• Goal of the exercise: Please copy every line from the records below that contains the string "user".

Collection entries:
_ _ _ _ _ _ _

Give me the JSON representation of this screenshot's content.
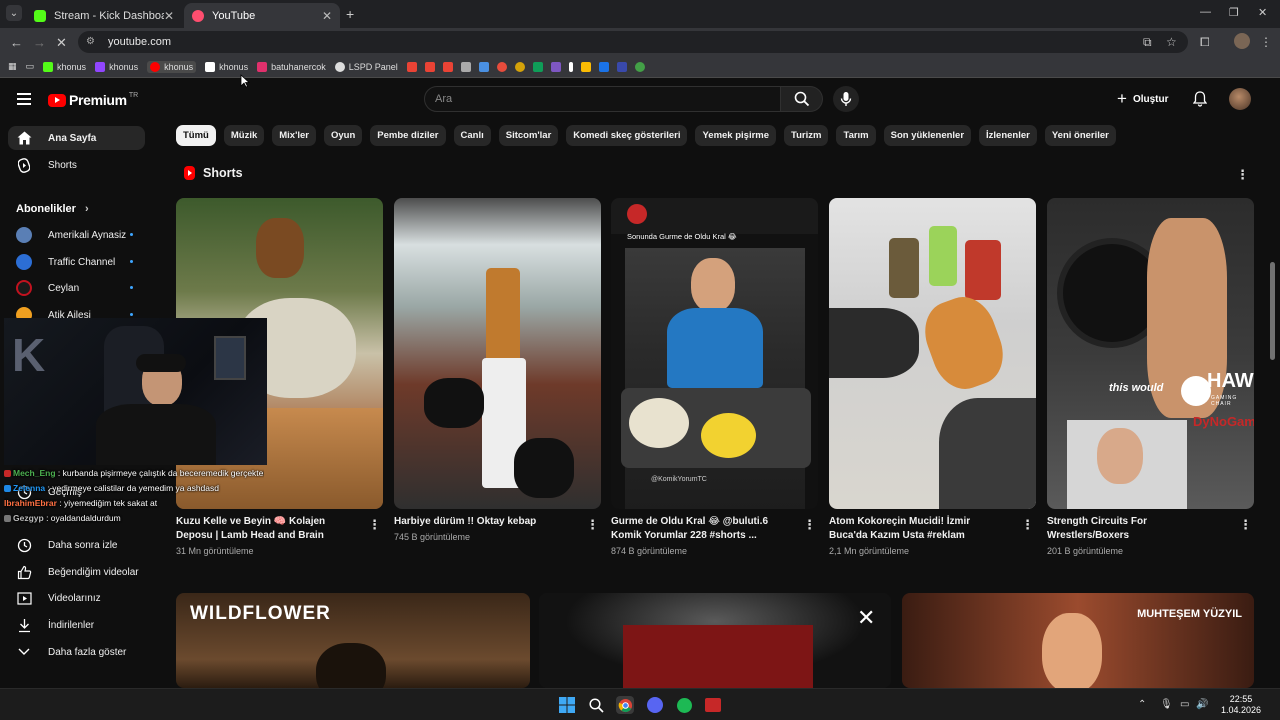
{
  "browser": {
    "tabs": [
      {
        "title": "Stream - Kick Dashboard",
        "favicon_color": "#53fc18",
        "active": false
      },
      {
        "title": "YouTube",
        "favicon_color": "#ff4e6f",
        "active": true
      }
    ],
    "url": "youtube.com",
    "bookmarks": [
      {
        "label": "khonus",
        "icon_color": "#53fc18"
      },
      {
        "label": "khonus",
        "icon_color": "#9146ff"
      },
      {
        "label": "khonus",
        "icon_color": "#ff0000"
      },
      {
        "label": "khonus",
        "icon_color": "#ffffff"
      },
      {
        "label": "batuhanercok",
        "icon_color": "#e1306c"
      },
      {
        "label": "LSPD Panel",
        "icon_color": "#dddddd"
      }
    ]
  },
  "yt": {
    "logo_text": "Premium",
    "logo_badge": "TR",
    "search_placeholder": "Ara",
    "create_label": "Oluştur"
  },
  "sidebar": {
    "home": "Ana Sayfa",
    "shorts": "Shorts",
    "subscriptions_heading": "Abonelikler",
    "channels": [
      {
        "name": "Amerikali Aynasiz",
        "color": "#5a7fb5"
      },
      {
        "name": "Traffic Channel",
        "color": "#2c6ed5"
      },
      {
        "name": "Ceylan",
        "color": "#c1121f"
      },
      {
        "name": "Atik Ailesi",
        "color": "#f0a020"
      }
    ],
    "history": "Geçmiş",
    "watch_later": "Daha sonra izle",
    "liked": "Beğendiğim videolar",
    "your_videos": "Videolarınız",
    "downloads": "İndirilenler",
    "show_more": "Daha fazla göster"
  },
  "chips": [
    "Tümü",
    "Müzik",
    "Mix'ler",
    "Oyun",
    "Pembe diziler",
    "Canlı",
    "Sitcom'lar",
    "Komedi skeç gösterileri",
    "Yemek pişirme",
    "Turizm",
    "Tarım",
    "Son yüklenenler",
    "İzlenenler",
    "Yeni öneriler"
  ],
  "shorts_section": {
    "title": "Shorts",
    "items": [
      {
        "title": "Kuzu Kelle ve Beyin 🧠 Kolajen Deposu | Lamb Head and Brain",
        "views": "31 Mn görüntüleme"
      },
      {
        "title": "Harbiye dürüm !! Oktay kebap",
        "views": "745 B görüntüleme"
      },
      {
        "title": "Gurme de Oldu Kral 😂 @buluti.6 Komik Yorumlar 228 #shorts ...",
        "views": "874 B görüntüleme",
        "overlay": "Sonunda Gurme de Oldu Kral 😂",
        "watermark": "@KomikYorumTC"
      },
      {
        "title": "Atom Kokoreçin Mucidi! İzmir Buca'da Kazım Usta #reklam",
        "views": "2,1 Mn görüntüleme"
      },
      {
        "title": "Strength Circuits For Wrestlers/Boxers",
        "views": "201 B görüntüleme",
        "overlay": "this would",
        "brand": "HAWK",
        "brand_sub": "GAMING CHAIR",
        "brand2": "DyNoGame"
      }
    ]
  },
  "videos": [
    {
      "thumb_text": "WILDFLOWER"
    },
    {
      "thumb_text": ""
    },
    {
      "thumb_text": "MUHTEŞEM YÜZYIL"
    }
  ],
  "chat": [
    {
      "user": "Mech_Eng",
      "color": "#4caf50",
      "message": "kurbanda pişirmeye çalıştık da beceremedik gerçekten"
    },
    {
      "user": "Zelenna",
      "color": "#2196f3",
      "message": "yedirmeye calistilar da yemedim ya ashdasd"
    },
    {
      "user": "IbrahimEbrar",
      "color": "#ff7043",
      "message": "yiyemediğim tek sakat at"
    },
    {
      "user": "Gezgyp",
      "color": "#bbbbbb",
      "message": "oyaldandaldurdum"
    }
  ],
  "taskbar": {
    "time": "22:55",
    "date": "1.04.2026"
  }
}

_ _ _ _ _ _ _

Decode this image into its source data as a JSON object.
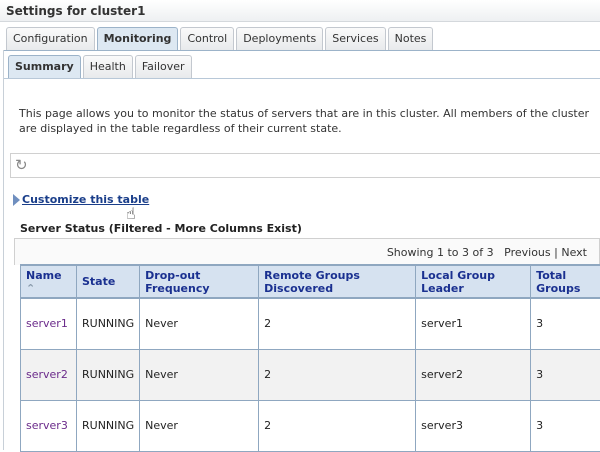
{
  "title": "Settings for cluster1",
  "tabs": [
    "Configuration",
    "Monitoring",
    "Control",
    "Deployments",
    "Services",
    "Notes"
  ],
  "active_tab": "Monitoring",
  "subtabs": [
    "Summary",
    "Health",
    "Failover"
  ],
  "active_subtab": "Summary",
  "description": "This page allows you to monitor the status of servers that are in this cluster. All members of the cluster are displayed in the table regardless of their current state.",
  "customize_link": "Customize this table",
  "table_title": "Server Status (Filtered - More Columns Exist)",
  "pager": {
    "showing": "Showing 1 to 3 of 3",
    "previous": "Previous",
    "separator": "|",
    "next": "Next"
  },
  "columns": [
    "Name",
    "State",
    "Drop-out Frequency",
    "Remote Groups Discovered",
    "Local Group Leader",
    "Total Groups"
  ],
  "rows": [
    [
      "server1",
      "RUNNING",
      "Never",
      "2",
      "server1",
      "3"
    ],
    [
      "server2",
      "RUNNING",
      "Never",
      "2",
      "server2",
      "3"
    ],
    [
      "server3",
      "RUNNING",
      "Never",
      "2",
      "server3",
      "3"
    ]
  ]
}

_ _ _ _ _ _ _

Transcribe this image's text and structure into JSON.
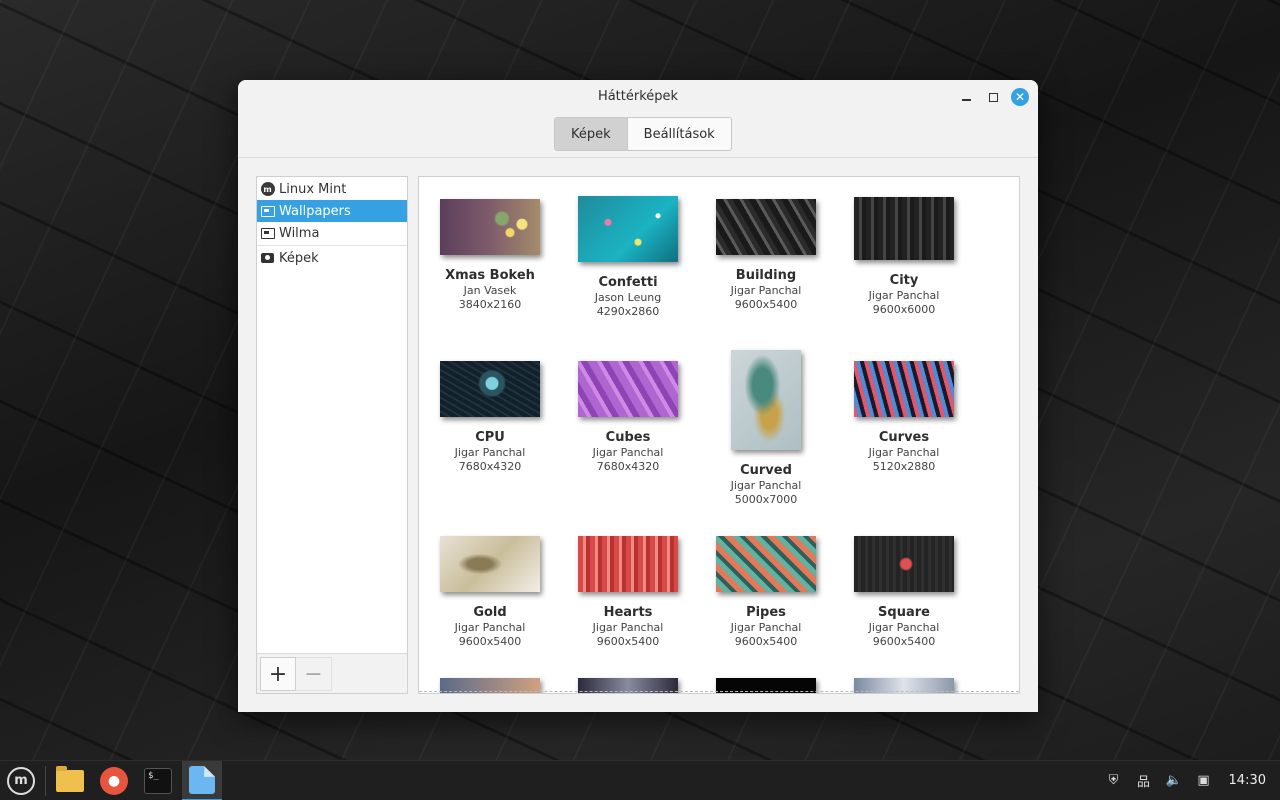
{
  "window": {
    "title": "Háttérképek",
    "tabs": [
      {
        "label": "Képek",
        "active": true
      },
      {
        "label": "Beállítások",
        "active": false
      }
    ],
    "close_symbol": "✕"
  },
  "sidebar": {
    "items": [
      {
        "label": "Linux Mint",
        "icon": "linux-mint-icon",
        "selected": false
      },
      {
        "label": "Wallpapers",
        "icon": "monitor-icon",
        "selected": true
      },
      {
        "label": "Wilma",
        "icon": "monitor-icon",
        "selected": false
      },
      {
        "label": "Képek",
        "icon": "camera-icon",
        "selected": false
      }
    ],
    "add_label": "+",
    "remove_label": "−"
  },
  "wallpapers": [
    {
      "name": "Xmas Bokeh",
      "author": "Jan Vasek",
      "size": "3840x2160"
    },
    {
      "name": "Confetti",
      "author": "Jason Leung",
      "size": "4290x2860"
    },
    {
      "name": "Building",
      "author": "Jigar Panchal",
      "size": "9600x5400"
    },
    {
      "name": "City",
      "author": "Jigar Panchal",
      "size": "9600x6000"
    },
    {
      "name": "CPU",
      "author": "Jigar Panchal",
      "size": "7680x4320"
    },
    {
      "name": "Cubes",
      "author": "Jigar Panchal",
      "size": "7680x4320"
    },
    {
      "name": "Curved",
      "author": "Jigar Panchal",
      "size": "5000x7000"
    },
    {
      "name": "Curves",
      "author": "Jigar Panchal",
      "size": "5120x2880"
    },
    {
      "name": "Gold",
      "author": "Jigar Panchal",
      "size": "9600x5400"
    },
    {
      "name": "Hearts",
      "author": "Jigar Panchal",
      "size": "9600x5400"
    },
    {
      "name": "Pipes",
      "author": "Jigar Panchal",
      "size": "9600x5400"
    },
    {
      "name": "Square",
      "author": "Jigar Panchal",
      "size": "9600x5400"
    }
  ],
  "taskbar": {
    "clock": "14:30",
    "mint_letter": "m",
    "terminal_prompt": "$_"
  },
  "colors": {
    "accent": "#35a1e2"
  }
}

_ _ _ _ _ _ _

• Task solution:
      "user": "Mech_Eng",
      "user": "Zelenna",
      "user": "IbrahimEbrar",
      "user": "Gezgyp",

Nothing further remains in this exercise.